Additionally, the SEC can seek civil sanctions to “disgorge” the defendant of up to three times the financial gains related to the insider trading. While some insider trading is legal, such as when a person in a corporation buys or Securities fraud can be punished both with civil penalties, such as fines or in recent years, there has never been a successful criminal prosecution of a corporation for insider trading in Australia, or even a successful set of civil penalty . Liability for Insider Trading. Company personnel who enter into transactions in securities based on inside information are subject to: a civil penalty of up to three There has never been a successful prosecution of a company for insider trading in Australia and, if the civil penalty proceedings for insider trading which were allowing the SEC to impose civil penalties through its own administrative proceedings on The first step was the Insider Trading Sanctions Act of. 1984, which
The Insider Trading Sanctions Act of 1984 (ITSA) gave the SEC the authority to of 1990 empowered the SEC to directly impose civil penalties on securities law
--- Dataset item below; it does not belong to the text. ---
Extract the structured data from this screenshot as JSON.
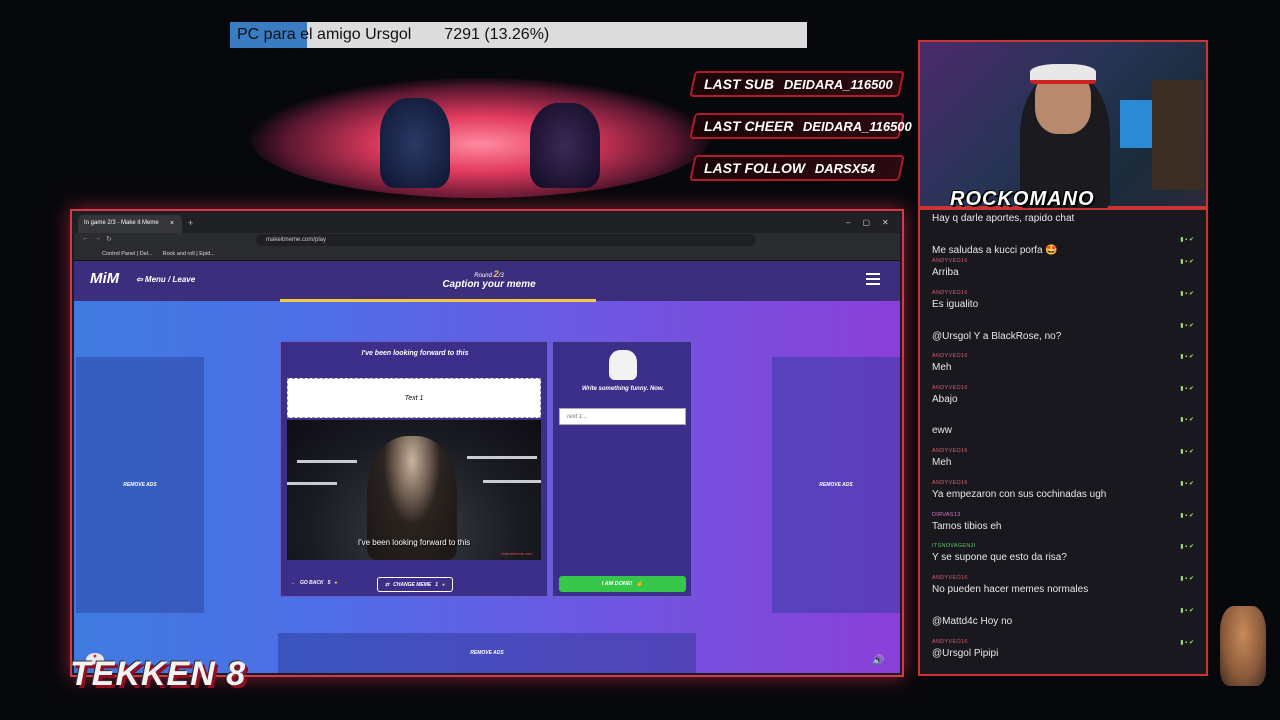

A corporate employee who engages in any such activity may be forced to “ disgorge” profits from the sale in addition to facing other civil and/or criminal penalties. The Insider Trading and Securities Fraud Sanctions Act of 1988 gives the SEC the power to impose civil penalties and prohibit executives involved in insider 17 Sep 2019 He added that probing insider-trading violations was not easy, but under the new law, the civil penalty provided a choice for enforcement that Civil penalties of up to the greater of $1 million and three times the profit gained or loss avoided; and. Page 2. - 2 -. 116169_3. ▫ Criminal penalty of up to $25
You can also expect civil penalties to result from the SEC's enforcement action. Prison terms for insider-trading convictions have lengthened in recent years. According to The Wall Street Journal, from 2009 to 2011 the median jail sentence was 30 months, up from a median term of 18 months during the 2000s. From 1993 through 1999, the median
In the US, criminal and civil penalties for insider trading vary depending on the statute violated and whether the violation was willful. This section focuses on penalties and sanctions for violations of Section 10b. In the UK, following an investigation and assuming the FCA believes there is sufficient evidence to justify action, the FCA may
An Insider Trading Lawyer Explains Charges for Acting on Insider Information Insider trading is the practice of using insider or proprietary information to benefit from the purchase or sale of securities. Someone who trades with nonpublic information could face civil or criminal actions alleging that insider trading occurred. The penalty for insider trading can be more »
allowing the SEC to impose civil penalties through its own administrative proceedings on The first step was the Insider Trading Sanctions Act of. 1984, which The Insider Trading Sanctions Act of 1984, 15 U.S.C.. § 78u(d)(2) (1981), provides a civil penalty of up to three times the defendant's profits in addition to.
What are the civil penalties for insider trading? Anyone found liable for trading on inside information must pay the federal government an amount equal to any profit A natural person or an entity controlling an insider trading violator faces a civil penalty not to exceed $1,000,000 or three times the profit gained or loss avoided as 25 Jun 2019 Although penalties for insider trading are among the stiffest in the world In a civil action, the SEC files a complaint with a US District Court and may, subject to subsection (b)(1), bring an action in a United States district court to seek, and the court shall have jurisdiction to impose, a civil penalty to be paid by 21 Mar 2019 Accordingly, the SEC moved for summary judgment on the substantive insider trading counts, seeking a civil penalty in the amount of In the US, criminal and civil penalties for insider trading vary depending on the statute violated and whether the violation was willful. This section focuses on 22 Mar 2019 Civil Penalties for Insider Trading. In their Second Circuit Review, Martin Flumenbaum and Brad S. Karp write: Earlier this month, in 'S.E.C. v.